Web page and app entries:
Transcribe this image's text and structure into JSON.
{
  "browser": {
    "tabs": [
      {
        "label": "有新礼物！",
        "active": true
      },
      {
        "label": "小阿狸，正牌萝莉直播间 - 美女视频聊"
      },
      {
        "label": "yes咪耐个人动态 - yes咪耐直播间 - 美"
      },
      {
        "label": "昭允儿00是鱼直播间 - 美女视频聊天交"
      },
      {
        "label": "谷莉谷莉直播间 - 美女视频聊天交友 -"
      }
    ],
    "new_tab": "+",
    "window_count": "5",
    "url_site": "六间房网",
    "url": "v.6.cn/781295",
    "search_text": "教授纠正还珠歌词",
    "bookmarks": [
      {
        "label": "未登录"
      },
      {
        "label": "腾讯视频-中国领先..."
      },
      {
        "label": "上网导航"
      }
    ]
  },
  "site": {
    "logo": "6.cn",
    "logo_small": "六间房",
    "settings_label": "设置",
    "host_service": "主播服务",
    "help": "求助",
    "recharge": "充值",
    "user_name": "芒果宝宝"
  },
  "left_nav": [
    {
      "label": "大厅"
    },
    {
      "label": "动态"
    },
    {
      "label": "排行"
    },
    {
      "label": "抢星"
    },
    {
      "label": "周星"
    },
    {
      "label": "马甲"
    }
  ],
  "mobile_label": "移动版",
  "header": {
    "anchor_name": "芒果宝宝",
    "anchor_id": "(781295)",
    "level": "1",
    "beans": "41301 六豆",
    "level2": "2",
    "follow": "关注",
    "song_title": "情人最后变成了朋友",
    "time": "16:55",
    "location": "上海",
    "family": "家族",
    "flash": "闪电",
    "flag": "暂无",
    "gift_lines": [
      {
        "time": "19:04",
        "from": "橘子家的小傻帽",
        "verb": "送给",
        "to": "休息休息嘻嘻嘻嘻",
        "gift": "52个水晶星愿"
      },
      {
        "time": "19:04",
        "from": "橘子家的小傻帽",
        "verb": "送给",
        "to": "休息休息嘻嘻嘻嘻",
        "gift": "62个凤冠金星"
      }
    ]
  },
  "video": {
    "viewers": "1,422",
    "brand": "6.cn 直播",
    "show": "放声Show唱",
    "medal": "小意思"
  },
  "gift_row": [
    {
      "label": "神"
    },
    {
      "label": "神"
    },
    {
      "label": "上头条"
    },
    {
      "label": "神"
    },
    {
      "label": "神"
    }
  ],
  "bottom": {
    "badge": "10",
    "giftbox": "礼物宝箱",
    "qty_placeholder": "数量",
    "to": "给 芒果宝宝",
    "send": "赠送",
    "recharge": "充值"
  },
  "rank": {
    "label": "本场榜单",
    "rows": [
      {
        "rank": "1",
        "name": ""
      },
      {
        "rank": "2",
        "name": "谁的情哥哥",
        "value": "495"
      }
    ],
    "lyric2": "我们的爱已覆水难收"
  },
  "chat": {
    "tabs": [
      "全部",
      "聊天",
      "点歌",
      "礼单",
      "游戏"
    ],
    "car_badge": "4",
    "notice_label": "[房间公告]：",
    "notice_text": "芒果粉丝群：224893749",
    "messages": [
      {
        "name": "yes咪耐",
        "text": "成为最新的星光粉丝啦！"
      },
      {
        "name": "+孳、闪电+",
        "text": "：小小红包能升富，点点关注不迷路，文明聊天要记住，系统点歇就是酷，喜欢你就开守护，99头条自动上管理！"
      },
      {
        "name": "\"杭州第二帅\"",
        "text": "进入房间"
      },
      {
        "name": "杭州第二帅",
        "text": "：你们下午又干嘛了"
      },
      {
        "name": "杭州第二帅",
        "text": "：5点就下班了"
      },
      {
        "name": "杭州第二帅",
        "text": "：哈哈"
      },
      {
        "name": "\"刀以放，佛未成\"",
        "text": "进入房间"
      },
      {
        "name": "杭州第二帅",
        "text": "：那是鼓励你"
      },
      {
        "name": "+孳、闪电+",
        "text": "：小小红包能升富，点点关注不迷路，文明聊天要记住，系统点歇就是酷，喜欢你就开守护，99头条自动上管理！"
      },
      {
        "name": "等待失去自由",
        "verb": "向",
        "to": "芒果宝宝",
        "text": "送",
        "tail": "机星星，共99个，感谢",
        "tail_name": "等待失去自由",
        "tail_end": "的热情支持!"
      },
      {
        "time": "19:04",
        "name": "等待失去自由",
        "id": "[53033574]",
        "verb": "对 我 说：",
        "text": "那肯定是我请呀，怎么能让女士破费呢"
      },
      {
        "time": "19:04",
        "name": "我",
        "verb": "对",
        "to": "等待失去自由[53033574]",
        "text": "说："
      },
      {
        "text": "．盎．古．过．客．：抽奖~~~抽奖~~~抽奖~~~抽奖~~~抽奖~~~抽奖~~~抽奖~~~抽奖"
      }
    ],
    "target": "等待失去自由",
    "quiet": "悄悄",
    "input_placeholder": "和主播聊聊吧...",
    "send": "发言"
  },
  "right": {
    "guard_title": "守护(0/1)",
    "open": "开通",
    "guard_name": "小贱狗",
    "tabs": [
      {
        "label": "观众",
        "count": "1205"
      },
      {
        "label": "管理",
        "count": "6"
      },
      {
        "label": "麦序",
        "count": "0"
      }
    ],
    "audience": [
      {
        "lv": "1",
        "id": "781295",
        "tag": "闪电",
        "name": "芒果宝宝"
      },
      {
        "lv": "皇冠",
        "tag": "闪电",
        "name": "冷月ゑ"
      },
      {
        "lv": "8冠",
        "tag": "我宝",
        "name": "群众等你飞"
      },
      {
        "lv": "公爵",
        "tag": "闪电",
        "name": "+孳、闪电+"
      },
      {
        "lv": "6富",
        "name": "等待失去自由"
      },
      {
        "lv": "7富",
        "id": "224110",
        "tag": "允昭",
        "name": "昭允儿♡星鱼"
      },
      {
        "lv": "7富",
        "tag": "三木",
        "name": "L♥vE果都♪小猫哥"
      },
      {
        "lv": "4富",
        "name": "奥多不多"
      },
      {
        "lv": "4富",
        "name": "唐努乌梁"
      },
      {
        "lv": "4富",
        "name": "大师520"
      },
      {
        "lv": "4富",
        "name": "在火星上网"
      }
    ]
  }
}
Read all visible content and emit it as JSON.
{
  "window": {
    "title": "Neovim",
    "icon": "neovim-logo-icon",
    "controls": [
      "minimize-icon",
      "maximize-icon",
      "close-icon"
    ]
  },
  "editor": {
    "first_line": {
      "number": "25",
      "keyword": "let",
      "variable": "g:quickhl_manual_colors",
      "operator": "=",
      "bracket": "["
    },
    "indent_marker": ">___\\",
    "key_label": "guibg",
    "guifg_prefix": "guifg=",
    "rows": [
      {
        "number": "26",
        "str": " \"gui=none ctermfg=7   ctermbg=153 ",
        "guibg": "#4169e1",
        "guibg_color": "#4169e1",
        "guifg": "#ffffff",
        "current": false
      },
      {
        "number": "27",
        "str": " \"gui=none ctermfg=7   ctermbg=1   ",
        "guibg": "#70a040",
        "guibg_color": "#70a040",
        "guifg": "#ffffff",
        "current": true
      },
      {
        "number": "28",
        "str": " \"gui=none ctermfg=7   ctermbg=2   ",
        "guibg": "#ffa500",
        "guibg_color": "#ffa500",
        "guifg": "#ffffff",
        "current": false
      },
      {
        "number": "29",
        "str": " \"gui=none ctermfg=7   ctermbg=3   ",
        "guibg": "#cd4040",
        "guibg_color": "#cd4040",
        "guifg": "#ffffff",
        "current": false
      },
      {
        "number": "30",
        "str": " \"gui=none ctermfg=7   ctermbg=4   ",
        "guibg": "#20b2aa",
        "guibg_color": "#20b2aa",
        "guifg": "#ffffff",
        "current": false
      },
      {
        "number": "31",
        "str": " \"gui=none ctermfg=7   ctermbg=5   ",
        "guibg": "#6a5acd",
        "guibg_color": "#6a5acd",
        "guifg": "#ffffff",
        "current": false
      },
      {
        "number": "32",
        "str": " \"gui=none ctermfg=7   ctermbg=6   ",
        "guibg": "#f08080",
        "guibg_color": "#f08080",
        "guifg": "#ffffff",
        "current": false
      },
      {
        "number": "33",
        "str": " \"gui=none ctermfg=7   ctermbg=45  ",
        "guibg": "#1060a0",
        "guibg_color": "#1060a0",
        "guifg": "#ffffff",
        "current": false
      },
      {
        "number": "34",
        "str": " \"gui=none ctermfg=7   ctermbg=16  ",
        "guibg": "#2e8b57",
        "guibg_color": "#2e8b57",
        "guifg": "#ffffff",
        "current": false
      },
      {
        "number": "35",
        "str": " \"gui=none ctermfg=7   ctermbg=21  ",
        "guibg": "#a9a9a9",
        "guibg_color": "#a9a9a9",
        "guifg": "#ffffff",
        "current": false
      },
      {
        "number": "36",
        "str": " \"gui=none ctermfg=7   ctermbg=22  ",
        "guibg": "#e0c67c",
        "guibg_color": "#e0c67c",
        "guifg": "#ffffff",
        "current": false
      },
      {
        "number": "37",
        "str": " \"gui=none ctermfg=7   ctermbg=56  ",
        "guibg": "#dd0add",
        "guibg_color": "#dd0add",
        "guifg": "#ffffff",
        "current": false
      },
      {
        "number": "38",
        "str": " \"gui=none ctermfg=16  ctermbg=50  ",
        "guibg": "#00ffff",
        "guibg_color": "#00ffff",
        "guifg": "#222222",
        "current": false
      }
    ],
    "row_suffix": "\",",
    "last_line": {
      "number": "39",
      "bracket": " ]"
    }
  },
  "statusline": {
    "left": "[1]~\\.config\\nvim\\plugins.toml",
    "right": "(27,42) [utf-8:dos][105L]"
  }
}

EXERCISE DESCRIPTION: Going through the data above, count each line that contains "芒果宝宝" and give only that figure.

ANSWER TO THE EXERCISE: 5